═══ Provided records ═══

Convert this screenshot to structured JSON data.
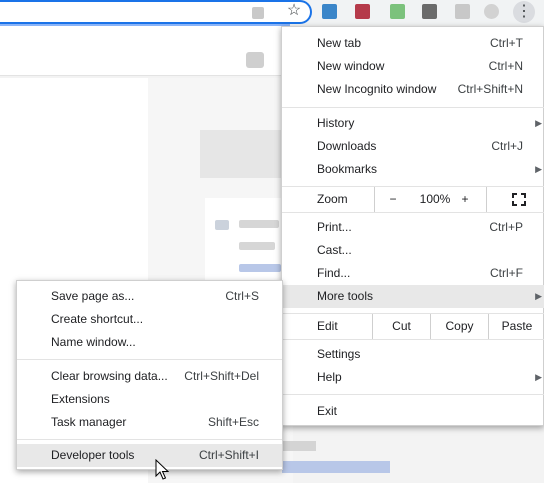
{
  "toolbar": {
    "bookmark_icon": "star-icon",
    "extensions": [
      "extension-icon",
      "extension-icon",
      "extension-icon",
      "extension-icon",
      "extension-icon",
      "extension-icon"
    ],
    "menu_icon": "kebab-icon",
    "accent_color": "#1a73e8"
  },
  "menu": {
    "new_tab": {
      "label": "New tab",
      "shortcut": "Ctrl+T"
    },
    "new_window": {
      "label": "New window",
      "shortcut": "Ctrl+N"
    },
    "new_incognito": {
      "label": "New Incognito window",
      "shortcut": "Ctrl+Shift+N"
    },
    "history": {
      "label": "History"
    },
    "downloads": {
      "label": "Downloads",
      "shortcut": "Ctrl+J"
    },
    "bookmarks": {
      "label": "Bookmarks"
    },
    "zoom": {
      "label": "Zoom",
      "minus": "−",
      "value": "100%",
      "plus": "+"
    },
    "print": {
      "label": "Print...",
      "shortcut": "Ctrl+P"
    },
    "cast": {
      "label": "Cast..."
    },
    "find": {
      "label": "Find...",
      "shortcut": "Ctrl+F"
    },
    "more_tools": {
      "label": "More tools"
    },
    "edit": {
      "label": "Edit",
      "cut": "Cut",
      "copy": "Copy",
      "paste": "Paste"
    },
    "settings": {
      "label": "Settings"
    },
    "help": {
      "label": "Help"
    },
    "exit": {
      "label": "Exit"
    }
  },
  "more_tools_menu": {
    "save_page": {
      "label": "Save page as...",
      "shortcut": "Ctrl+S"
    },
    "create_shortcut": {
      "label": "Create shortcut..."
    },
    "name_window": {
      "label": "Name window..."
    },
    "clear_browsing": {
      "label": "Clear browsing data...",
      "shortcut": "Ctrl+Shift+Del"
    },
    "extensions": {
      "label": "Extensions"
    },
    "task_manager": {
      "label": "Task manager",
      "shortcut": "Shift+Esc"
    },
    "developer_tools": {
      "label": "Developer tools",
      "shortcut": "Ctrl+Shift+I"
    }
  }
}
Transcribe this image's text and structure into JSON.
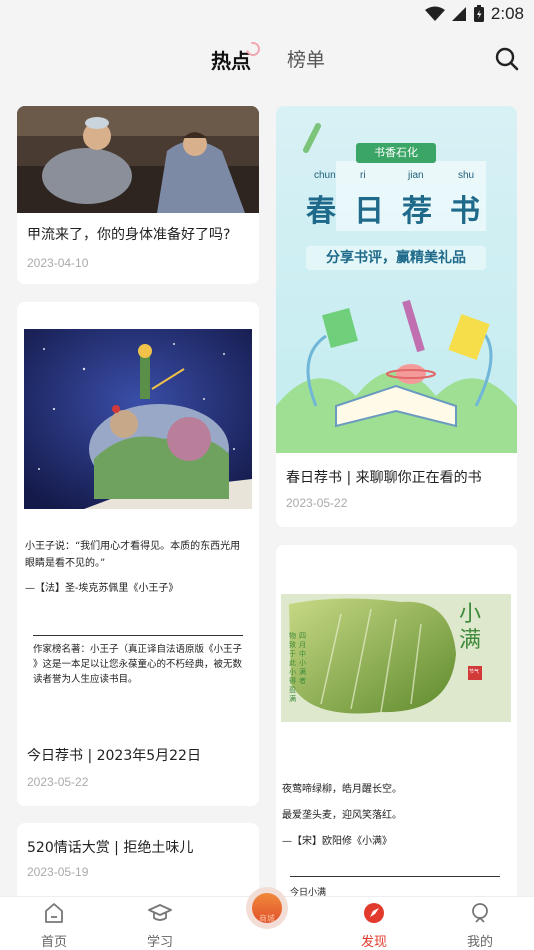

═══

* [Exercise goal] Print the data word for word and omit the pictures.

* [Result of this exercise]
Convert this screenshot to structured JSON data.
{
  "toolbar": {
    "bookmark_icon": "star-icon",
    "extensions": [
      "extension-icon",
      "extension-icon",
      "extension-icon",
      "extension-icon",
      "extension-icon",
      "extension-icon"
    ],
    "menu_icon": "kebab-icon",
    "accent_color": "#1a73e8"
  },
  "menu": {
    "new_tab": {
      "label": "New tab",
      "shortcut": "Ctrl+T"
    },
    "new_window": {
      "label": "New window",
      "shortcut": "Ctrl+N"
    },
    "new_incognito": {
      "label": "New Incognito window",
      "shortcut": "Ctrl+Shift+N"
    },
    "history": {
      "label": "History"
    },
    "downloads": {
      "label": "Downloads",
      "shortcut": "Ctrl+J"
    },
    "bookmarks": {
      "label": "Bookmarks"
    },
    "zoom": {
      "label": "Zoom",
      "minus": "−",
      "value": "100%",
      "plus": "+"
    },
    "print": {
      "label": "Print...",
      "shortcut": "Ctrl+P"
    },
    "cast": {
      "label": "Cast..."
    },
    "find": {
      "label": "Find...",
      "shortcut": "Ctrl+F"
    },
    "more_tools": {
      "label": "More tools"
    },
    "edit": {
      "label": "Edit",
      "cut": "Cut",
      "copy": "Copy",
      "paste": "Paste"
    },
    "settings": {
      "label": "Settings"
    },
    "help": {
      "label": "Help"
    },
    "exit": {
      "label": "Exit"
    }
  },
  "more_tools_menu": {
    "save_page": {
      "label": "Save page as...",
      "shortcut": "Ctrl+S"
    },
    "create_shortcut": {
      "label": "Create shortcut..."
    },
    "name_window": {
      "label": "Name window..."
    },
    "clear_browsing": {
      "label": "Clear browsing data...",
      "shortcut": "Ctrl+Shift+Del"
    },
    "extensions": {
      "label": "Extensions"
    },
    "task_manager": {
      "label": "Task manager",
      "shortcut": "Shift+Esc"
    },
    "developer_tools": {
      "label": "Developer tools",
      "shortcut": "Ctrl+Shift+I"
    }
  }
}
Transcribe this image's text and structure into JSON.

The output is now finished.